In this article, we would just like to raise awareness for a terminology issue which is prone to cause imprecisions and misunderstandings in communication between CROs, biobanks, and IVD manufacturers.
While the terms ‘prospective’ and ‘retrospective’ are part of everyday language in the pharmaceutical industry, they have gained some importance in the IVD sector as well since the implementation of the IVDR and related secondary legal acts. With stricter requirements regarding validation study design and sample quality becoming the rule, it is about time that these terms are used with appropriate precision.
‘Prospective’ and ‘retrospective’ are used when discussing sample procurement and study design. Their meaning in sample procurement, however, is not synonymous with their meaning in study design!
In discussions with sample procurement experts, the term ‘retrospective collection’ is often used when referring to a collection of leftover and usually frozen samples, and the term ‘prospective collection’ when referring to a collection of fresh samples specifically for a particular project.
This is not synonymous with the terms ‘retrospective study design’ and ‘prospective study design’. In a retrospective study, the inclusion criterion for potential donors or samples would be a known clinical condition, e.g., through a test result or diagnosis.
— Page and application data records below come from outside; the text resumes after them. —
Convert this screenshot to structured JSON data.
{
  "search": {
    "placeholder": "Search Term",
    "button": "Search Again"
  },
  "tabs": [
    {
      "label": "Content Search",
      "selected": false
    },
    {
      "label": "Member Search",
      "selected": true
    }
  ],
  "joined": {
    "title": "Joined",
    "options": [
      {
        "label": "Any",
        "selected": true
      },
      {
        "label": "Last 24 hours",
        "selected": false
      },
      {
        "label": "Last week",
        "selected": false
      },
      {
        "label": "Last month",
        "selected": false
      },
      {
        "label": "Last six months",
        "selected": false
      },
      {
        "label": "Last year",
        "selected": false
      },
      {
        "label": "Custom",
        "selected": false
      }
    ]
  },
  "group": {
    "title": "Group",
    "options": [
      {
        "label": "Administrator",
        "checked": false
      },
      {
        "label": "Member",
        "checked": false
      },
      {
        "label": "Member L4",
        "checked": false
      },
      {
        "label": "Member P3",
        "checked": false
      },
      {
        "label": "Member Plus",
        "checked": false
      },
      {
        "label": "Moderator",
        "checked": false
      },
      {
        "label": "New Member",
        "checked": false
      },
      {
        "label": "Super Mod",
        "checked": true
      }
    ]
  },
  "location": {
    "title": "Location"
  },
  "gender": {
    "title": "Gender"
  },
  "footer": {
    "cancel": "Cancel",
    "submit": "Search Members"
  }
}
In a prospective study, donors or samples would be selected based on a medical indication that corresponds to the intended purpose of the index test (the device being evaluated), e.g., the presence of certain symptoms or being part of a risk group.
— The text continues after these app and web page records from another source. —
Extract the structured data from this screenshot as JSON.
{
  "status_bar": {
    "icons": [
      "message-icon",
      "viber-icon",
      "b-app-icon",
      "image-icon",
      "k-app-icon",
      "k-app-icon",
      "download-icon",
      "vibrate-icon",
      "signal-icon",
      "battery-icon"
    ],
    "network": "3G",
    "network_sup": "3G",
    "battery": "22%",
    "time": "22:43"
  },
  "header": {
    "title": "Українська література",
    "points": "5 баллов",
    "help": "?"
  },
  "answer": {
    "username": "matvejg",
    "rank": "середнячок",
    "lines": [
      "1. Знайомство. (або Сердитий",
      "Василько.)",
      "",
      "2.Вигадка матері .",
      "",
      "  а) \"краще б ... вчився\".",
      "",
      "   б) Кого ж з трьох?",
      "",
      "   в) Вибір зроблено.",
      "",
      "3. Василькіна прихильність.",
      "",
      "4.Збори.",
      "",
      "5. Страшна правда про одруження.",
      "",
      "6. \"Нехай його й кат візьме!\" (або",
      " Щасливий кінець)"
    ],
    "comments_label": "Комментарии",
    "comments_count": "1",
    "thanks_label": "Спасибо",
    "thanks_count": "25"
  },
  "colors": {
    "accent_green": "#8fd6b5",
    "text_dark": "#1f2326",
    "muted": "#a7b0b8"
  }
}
This means that we could easily combine these terms counterintuitively: We could conduct a retrospective study using prospective sample collection, e.g., when fresh blood samples are drawn (‘prospective collection’) from donors who are known HIV-positive (‘retrospective design’). Conversely, if we were to take frozen leftover samples (‘retrospective collection’) from donors of which we only know that they were treated for suspected deep vein thrombosis (‘prospective study design’), we would be conducting a prospective study using retrospective samples.
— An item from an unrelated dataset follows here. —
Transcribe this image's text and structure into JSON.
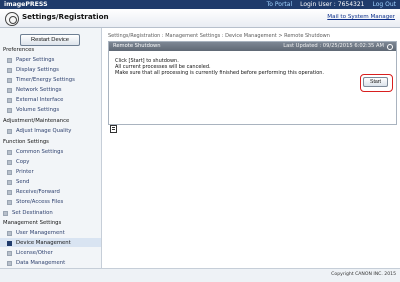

This being said, reality shows that these two meanings are often confused. For instance, when we suggest a retrospective study to a customer during a call, we oftentimes get the response that the customer would prefer freshly drawn samples. The ensuing clarification is time-consuming and can be confusing or irritating, and we hear similar stories from our partners and competitors who also offer consulting services in the IVD sector. Awareness of the overlapping but not congruent definitions of these important technical terms will lead to more efficient and precise communication between CROs and sponsors.